    Adams-Onis Treaty
    Also known as the transcontinental treaty, the Florida purchase treaty, or the Florida treaty, ceded Florida from Spain to the United States. it also defined the border between The United States and New Spain.
  • Irish Immigrants

    Irish Immigrants
    Irish immigrants started to arrive in the United States of America from 1820 to 1860. Most of these Irish who migrated from their land to America was due to the great potato famine. Potatoes were one of the major sources of food in Ireland in 1845 over more than half of their potato crops would be infected with a disease and killed thousands of people. With no more food in their land they were forced to migrate somewhere else. Irish were treated like whites in America and faced racism also.
  • Monroe Doctrine

    Monroe Doctrine
    President James Monroe made a Doctrine to the congress. It had four major points. One, The United States would not interfere with internal affairs between European wars. Two, the U.S. would recognize and not interfere with existing colonies in the Western Hemispheres. Three, the Western Hemispheres would be used for future colonization, and four attempts by any European powers to oppress or control any colonization's in the U.S. would be seen as a hostile act against the U.S.
  • Election of 1824

    Election of 1824
    Andrew Jackson and John Quincy Adams, son of the second president of the United States John Adams, Henry Clay, and William H. Crawford were running up against each other for the presidency. Andrew Jack son won with 99 electoral votes and 153,544 popular votes. Although he won he faced backlash for something called the corrupt bargain, he would make deals to secure that he had won the presidential campaign.
  • Free-Black Communities
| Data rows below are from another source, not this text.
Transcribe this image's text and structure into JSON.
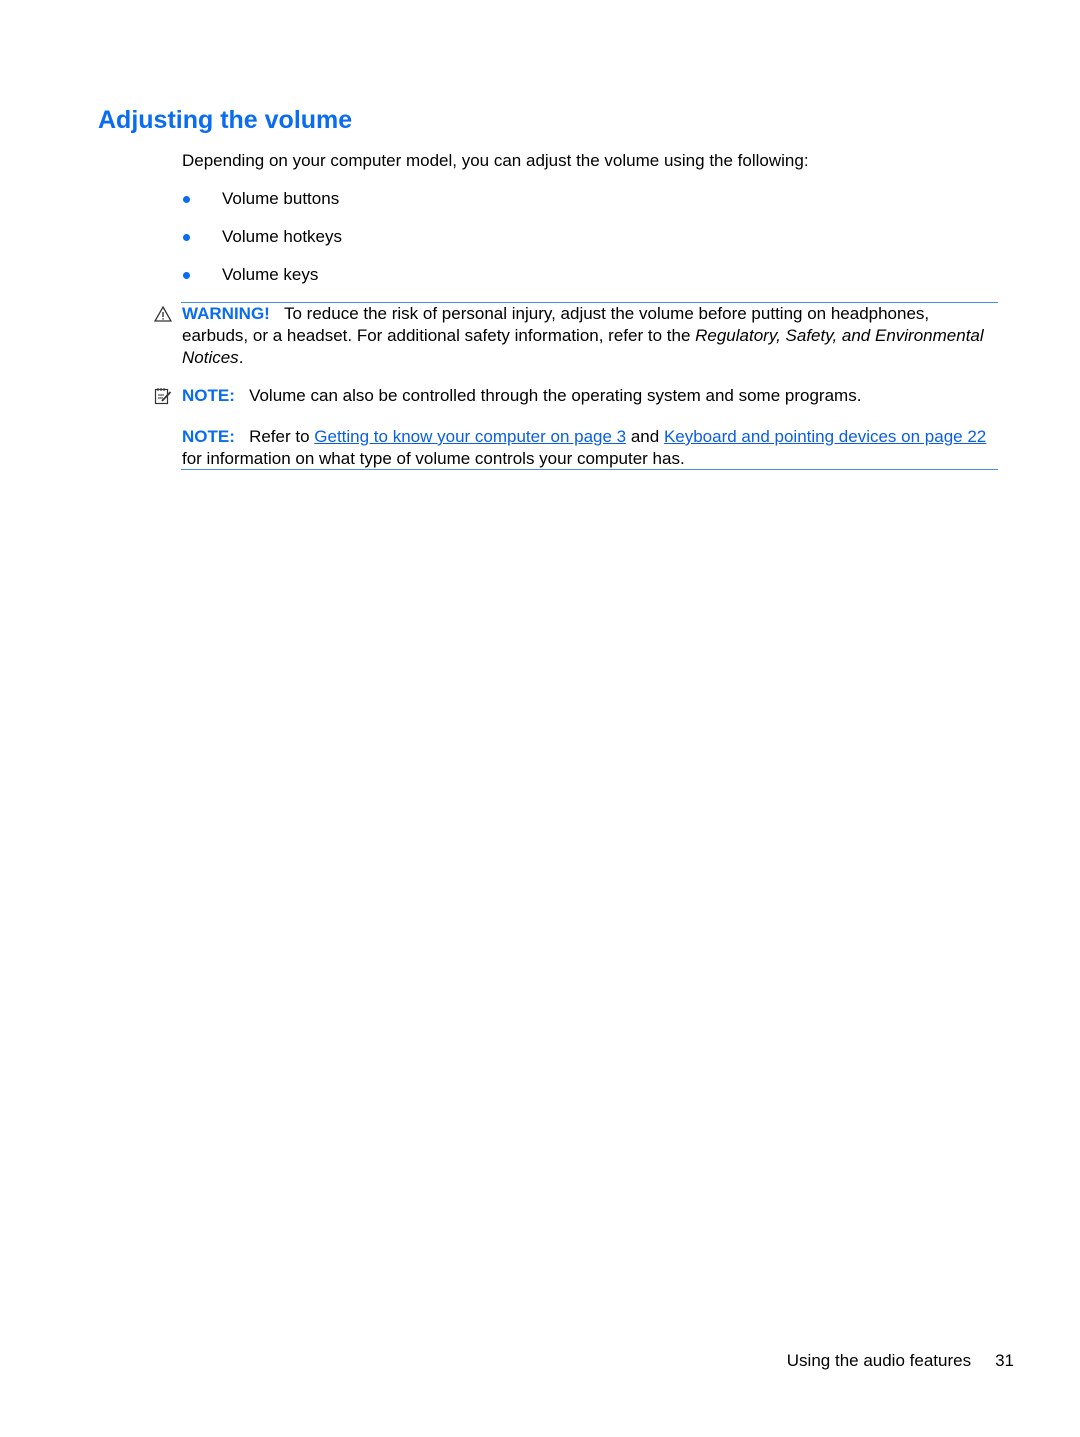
{
  "heading": "Adjusting the volume",
  "intro": "Depending on your computer model, you can adjust the volume using the following:",
  "bullets": [
    "Volume buttons",
    "Volume hotkeys",
    "Volume keys"
  ],
  "warning": {
    "icon": "warning-triangle-icon",
    "label": "WARNING!",
    "text_before": "To reduce the risk of personal injury, adjust the volume before putting on headphones, earbuds, or a headset. For additional safety information, refer to the ",
    "italic": "Regulatory, Safety, and Environmental Notices",
    "text_after": "."
  },
  "note1": {
    "icon": "note-icon",
    "label": "NOTE:",
    "text": "Volume can also be controlled through the operating system and some programs."
  },
  "note2": {
    "label": "NOTE:",
    "text_before": "Refer to ",
    "link1": "Getting to know your computer on page 3",
    "text_mid": " and ",
    "link2": "Keyboard and pointing devices on page 22",
    "text_after": " for information on what type of volume controls your computer has."
  },
  "footer": {
    "section": "Using the audio features",
    "page_number": "31"
  },
  "colors": {
    "accent": "#0a6cf0",
    "rule": "#4a8de8"
  }
}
    Free-Black Communities
    Most free black communities were in the north due to the fact that they were mostly ok with blacks and didn't mind them. There only very few free black communities about 5.7 percent were full black communities. Even though they were called free black communities only very few actually felt freedom. Some still had fear of whites taking them back to slavery and found many issues economically.
  • Nat Turners Rebellion

    Nat Turners Rebellion
    He was a black slave who is infamously known for his rebellion. He led an effective and sustained slave rebellion in August of 1831. He spread terror through the south and set new waves of education, movements, and assembly of slaves in the legislation. It started when him and six other slaves sneaked into their masters house and killed him and his family. He then got more slaves to go and murder countless of white people. He hid for six weeks until he was finally caught and hanged.
  • Cherokee Nations v Georgia
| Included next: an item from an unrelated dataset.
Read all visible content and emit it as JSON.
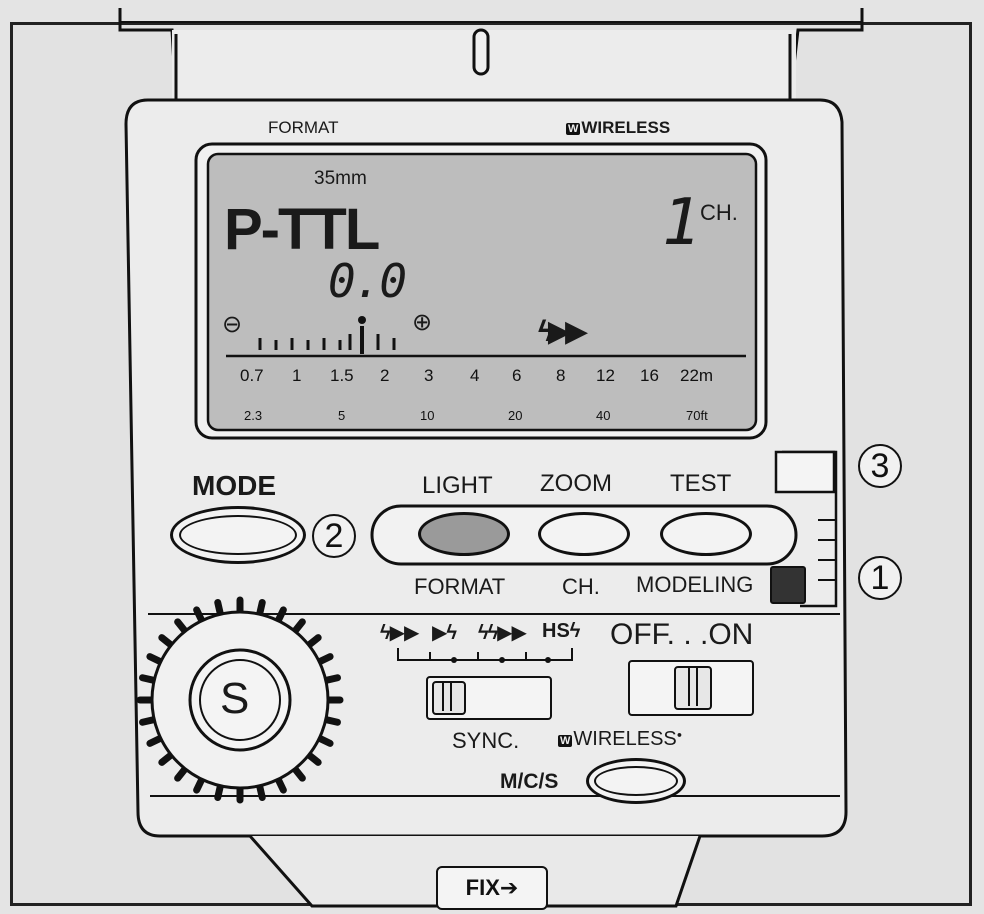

    Cherokee Nations v Georgia
    it was a court heard by the supreme court of the united states, it was about the Cherokee nations wanting a federal injunction against laws passed by the united states. They felt that the states of Georgia was violating these laws. They felt as if they were stripped from their rights and land. The court ruled that the Cherokee nation did not constitute a foreign nation. The court lacked jurisdiction so four years later they ruled that only federal government had authority over the land.
  • Nullification Crisis
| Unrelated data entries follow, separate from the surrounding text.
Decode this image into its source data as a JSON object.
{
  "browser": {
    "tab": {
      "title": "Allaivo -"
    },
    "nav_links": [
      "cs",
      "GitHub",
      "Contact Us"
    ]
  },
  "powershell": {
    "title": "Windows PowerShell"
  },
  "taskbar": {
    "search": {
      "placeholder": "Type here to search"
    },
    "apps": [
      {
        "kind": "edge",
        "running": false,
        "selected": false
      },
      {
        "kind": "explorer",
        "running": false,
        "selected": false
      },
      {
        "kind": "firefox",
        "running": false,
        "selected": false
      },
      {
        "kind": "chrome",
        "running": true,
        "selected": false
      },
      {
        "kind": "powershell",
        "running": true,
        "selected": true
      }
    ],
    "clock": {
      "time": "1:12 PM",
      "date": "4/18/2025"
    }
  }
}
    Nullification Crisis
    it all started when the tariff of 1828 raised taxes and angered southerners so much that they had threats of succession. it was to reduce foreign competition, but southerners seemed it to help the northerners and not the south. John C. Calhoun the vice president of Andrew Jackson proposed the idea of nullification, it declared the tariff unconstitutional and therefore it can not be forced upon the south.
  • Panic of 1837

    Panic of 1837
    The panic of 1837 was about a financial crisis in the united states that began a major recession until the mid 1840's. Prices and wages went up while unemployment rise. Van Buren had no idea what to do and it was the worst economic depression the country had seen in its early days.
  • Election of 1840

    Election of 1840
    It was the fourteenth presidential election, it was between Martin Van Buren and William Henry Harrison. Harrison ended winning the election because of Van Buren failure as president last time due to the panic of 1837. This was the shortest presidency term done because William ended dying a year later after he won the campaign.